» **TASK TO CARRY OUT**
Only the number is wanted: how many lines of the data contain "text"?

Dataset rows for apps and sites
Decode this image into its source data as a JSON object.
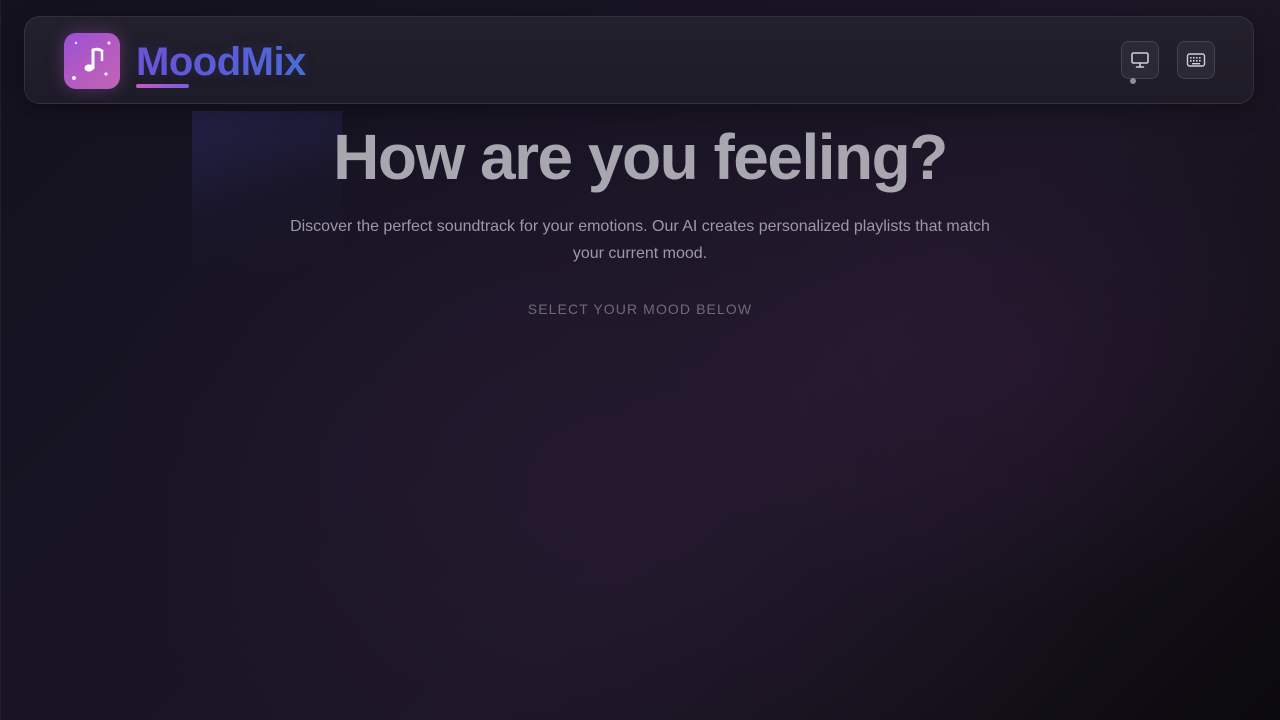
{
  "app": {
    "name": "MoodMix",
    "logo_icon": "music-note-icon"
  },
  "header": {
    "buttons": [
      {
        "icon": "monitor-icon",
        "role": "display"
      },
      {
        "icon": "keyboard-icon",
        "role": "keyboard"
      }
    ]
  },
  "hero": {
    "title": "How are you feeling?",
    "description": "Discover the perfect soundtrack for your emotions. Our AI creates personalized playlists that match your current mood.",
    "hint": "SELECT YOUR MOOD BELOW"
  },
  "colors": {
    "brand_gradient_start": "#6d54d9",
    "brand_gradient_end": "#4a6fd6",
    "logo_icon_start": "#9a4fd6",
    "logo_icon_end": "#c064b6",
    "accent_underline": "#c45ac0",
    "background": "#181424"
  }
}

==

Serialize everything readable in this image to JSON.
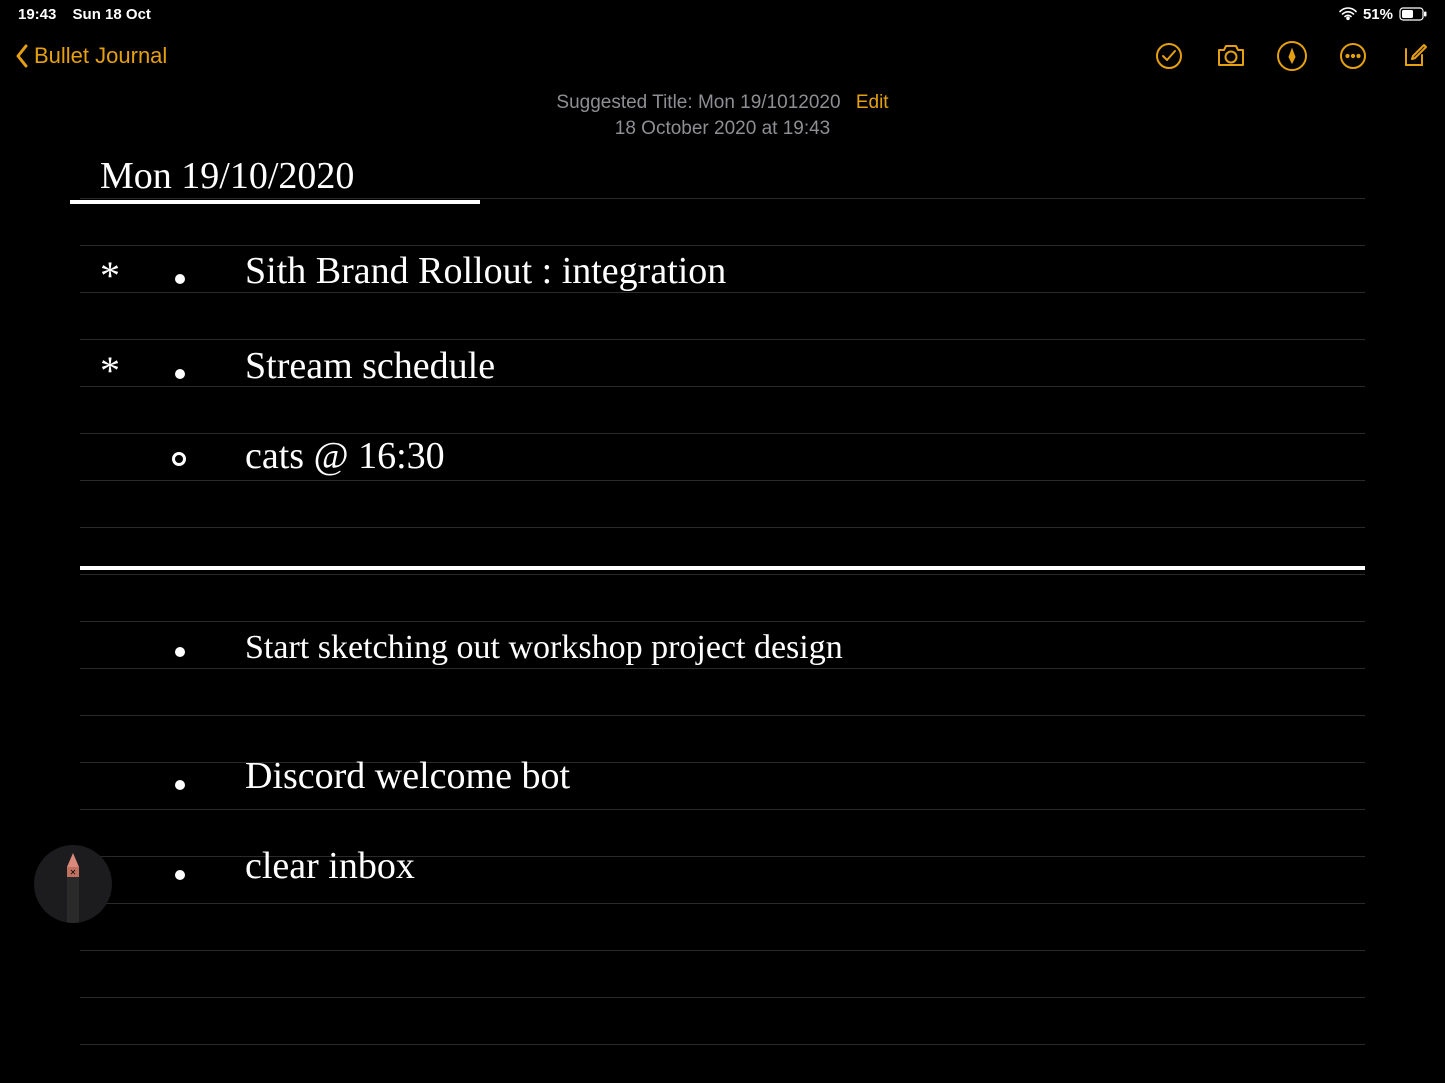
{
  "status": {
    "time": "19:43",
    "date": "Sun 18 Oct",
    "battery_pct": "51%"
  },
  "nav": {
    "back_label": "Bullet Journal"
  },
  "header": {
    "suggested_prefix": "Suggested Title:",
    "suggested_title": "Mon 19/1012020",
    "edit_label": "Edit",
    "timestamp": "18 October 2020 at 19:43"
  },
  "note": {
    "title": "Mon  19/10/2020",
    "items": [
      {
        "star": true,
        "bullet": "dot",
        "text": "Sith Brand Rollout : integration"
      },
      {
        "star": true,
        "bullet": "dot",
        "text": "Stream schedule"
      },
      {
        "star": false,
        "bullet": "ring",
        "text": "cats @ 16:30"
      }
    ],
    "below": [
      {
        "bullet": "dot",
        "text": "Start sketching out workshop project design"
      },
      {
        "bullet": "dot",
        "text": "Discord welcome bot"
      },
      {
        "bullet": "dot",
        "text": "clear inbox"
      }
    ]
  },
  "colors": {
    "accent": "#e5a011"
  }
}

» **ANSWER SPACE**
6